As I think about starting a school as well as sending my daughter to school, I have a dream of a great school. It looks like this:
- Learning needs to be as enjoyable and exciting as possible.
- You need to start with the love. You need to inspire a passion for a subject, motivating students to seek out more information without any outside prodding.
- In fact, in order to test how well you are inspiring the students, you have to eliminate all requirements. You have to simply allow them to do what ever they want to do. If they’re not engaging with the lessons and material you’ve created then you’re not doing a good enough job as a teacher.
- Learning must be as accessible as possible
- You need to make the material as accessible as possible. Learning should not require being in a specific place at a specific time (this may enhance the learning, but it should not be the only way to get the learning).

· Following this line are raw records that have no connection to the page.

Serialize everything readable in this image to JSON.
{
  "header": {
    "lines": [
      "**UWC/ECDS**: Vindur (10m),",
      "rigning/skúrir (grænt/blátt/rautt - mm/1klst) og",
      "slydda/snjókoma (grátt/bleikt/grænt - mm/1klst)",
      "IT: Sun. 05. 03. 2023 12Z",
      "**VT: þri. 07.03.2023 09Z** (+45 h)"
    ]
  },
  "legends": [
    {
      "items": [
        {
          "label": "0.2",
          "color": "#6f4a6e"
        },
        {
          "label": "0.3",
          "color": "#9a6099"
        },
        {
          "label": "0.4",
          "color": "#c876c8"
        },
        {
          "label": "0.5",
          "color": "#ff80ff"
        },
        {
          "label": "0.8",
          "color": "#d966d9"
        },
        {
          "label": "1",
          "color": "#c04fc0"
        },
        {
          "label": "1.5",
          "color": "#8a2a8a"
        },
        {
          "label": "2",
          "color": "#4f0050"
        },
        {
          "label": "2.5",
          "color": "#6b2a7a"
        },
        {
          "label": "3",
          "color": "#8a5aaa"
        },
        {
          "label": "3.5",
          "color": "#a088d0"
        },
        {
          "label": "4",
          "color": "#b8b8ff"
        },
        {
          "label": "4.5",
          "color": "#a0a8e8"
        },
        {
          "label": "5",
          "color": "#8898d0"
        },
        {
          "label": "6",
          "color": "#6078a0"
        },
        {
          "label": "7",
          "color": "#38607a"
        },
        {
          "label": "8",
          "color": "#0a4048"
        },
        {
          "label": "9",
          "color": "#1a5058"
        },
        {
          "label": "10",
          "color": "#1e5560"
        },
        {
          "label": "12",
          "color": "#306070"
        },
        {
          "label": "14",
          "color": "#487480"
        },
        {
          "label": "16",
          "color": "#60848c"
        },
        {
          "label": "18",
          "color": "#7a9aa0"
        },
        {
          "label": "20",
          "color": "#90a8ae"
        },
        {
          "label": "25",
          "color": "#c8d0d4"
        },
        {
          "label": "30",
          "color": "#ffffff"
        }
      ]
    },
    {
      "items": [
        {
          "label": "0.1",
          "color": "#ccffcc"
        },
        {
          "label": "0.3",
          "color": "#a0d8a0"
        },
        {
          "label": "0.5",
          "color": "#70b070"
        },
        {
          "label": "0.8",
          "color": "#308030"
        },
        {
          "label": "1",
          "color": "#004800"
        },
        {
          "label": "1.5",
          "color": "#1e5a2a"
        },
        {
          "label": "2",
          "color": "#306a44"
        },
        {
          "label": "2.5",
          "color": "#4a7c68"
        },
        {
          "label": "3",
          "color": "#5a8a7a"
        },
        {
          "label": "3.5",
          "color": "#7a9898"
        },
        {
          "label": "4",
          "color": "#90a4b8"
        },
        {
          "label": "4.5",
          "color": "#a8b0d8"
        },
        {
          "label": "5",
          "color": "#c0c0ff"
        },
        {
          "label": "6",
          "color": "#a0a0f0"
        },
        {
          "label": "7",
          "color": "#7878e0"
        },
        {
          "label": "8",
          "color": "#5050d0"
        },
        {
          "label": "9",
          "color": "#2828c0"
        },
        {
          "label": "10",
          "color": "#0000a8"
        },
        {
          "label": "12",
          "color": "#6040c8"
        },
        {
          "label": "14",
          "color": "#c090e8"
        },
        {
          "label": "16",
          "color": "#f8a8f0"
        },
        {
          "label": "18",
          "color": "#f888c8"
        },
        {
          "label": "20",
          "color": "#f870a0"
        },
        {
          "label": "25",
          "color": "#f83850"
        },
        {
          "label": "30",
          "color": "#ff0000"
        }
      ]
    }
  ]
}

- Ideally material should not require a teacher to be present at all. Science museums are great examples of this. They create exhibits that you can visit at any time and enjoy without any outside help. Teachers should be focusing on creating the best learning exhibits they can, not on classroom management. This is not to say that teachers should not be present. Even the best exhibit will likely benefit from a teacher’s presence so that students can ask more questions, but if the teacher is not there than the material should still be accessible and engaging.
- If the most engaging way to teach the information is in person then at the very least that lesson should be taped and put online so any student can access it at any time.
- Students must be respected
- Students of all ages should be treated like adults. They should be trusted to make appropriate decisions and held accountable for inappropriate actions. Teachers should not hover over them, should not question their activities. If they are staring out the window then let them stare out the window.
- Frankly we should respect that they want to make the most of themselves. If we think they are struggling with those decisions our first thought should be toward improving the environment so that better decisions will be made. In some situations we should talk to the student, but not as a superior talking to an inferior, but rather the same way we might talk to a friend. Offering thoughts, support, and encouragement, but not acting like an expert who has all the answers or an authority whose advice must be followed.
Those would be my priorities. I think if you get those things right then a lot of other things fall in to place. Bullying is going to happen a lot less when everyone is engaged in more interesting activities and everyone feels respected within the environment. If you can tap in to more intrinsic motivations like curiosity, progress, autonomy, etc. then you’re much more likely to create an environment where students seek out learning.
I think a student who leaves such an environment will be much more prepared to make decisions for themselves, work collaboratively with others, continue a lifelong love of learning, etc. These skills are the skills I hope my daughter is able to develop throughout her education. If I am able to start a school these would be my priorities.